You’re in a pretty vulnerable position when there’s a catheter dangling from your groin. And what I came to realize later, after my procedure, was that my veins were uncharted territory. The medical pros knew how to fish a catheter but they didn’t really know what was going to happen. It was all kind of experimental and I was just another guinea pig. But they treated me as nice as any pet in their care. I think they hoped for the best and so did I. I didn’t feel anything profound on the table, like some do. Some people move fingers and toes for the first time in years, some feel and see their faces flush. Blood flow, it does a body good. After a 45 minute procedure I went back to my hotel.
I spoke with the Dr. Siskin the next day. He said "call me Gary." He’s the guy we’ve been following since the beginning. He’s like McDreamy from Grey’s Anatomy, but a little older and a lot smarter. He heads up the unit that performs the angioplasty’s and we want to send him chocolates and flowers, and tokens of our love and appreciation. Instead, we hand over our credit cards and hope for the best. Hope. The first time I called the clinic in Albany this is what I heard on the other end of the line – “Hello, Hope speaking, how may I direct your call?” I was stunned. I said “what is your name?” “Hope,” she replied sweet as sugar. Wow I thought, this can only mean good things. They checked my veins one more time and found they were holding, they hadn’t collapsed. So with fully functioning jugular veins I got in my car with my husband and little girl and bid Albany adieu!

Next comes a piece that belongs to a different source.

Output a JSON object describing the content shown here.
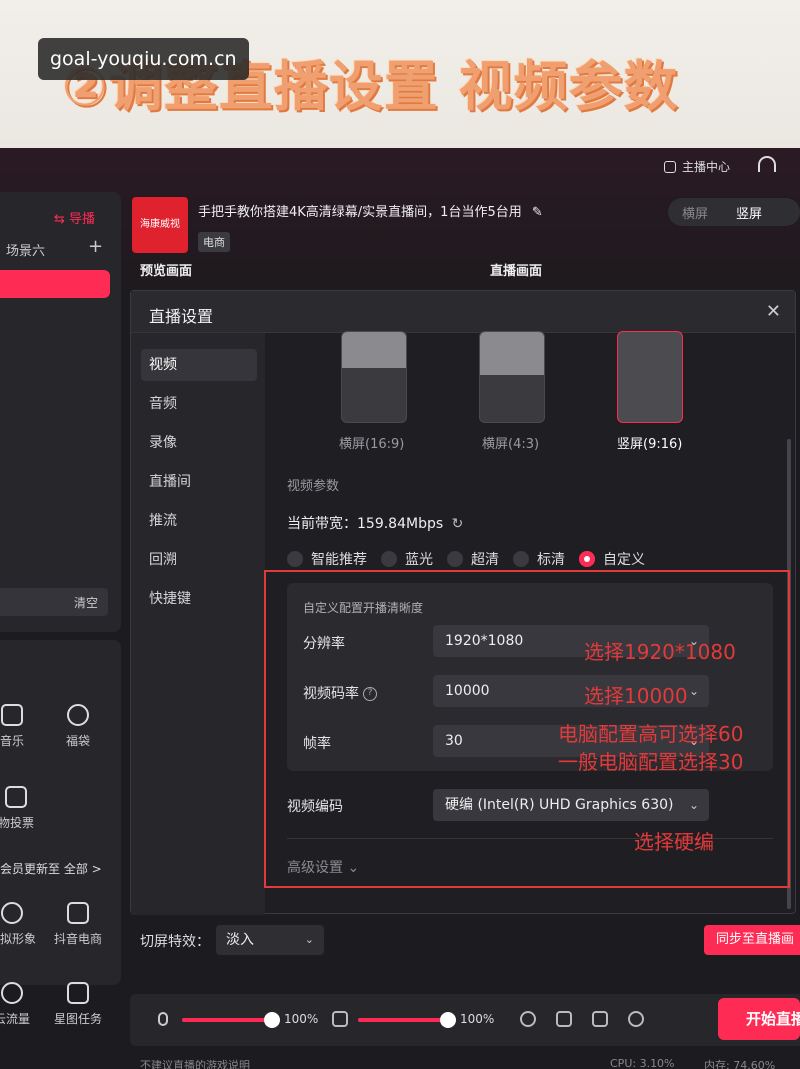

The Woman is now at home after her angioplasty procedure.
New legs? Not yet.
We live in a time of quick fixes, fast food, and I want it now!
My procedure went incredibly well but I have not climbed Mount Everest, yet.
Today I woke up and did not feel like I had been hit by a truck and that's a good thing. Baby-steps. That's what it is all about . And hope.

Yes there have been changes since my angioplasty but I think I am still optimistically cautious. Good days, great days. No really bad days unless my emotions get in the way. One thing I have learned along the way is this: if your emotions are in a tizzy, if you are neurotic like me, it will affect your legs. Weird science.

The first night back in my own bed, lying with a pillow under my knees, my legs started to tingle. And then they burned so that it was almost uncomfortable. Blood flow?

Twelve days after my procedure we went out to dinner (me without a cane), and when we got home and I was relaxing there was something very odd. I took off my socks and my right foot was bright red and almost hot to touch. My left foot was white and cool. Hummm. This has since happened one other night.

Yesterday I felt amazing. I stretched on the rug with Ella Grace working on my balance. My energy level is way up there! My only problem is that I am trying to do too much at once. Something dawned on me as well. I just turned 46 and I am not a kid. I don't have to feel like a kid. It will take me a bit longer to feel myself again. And that's ok. That makes me slow down a little and realize I must be patient.

Ella Grace wants to make snowballs on the deck, gotta fly!

No comments:

Post a Comment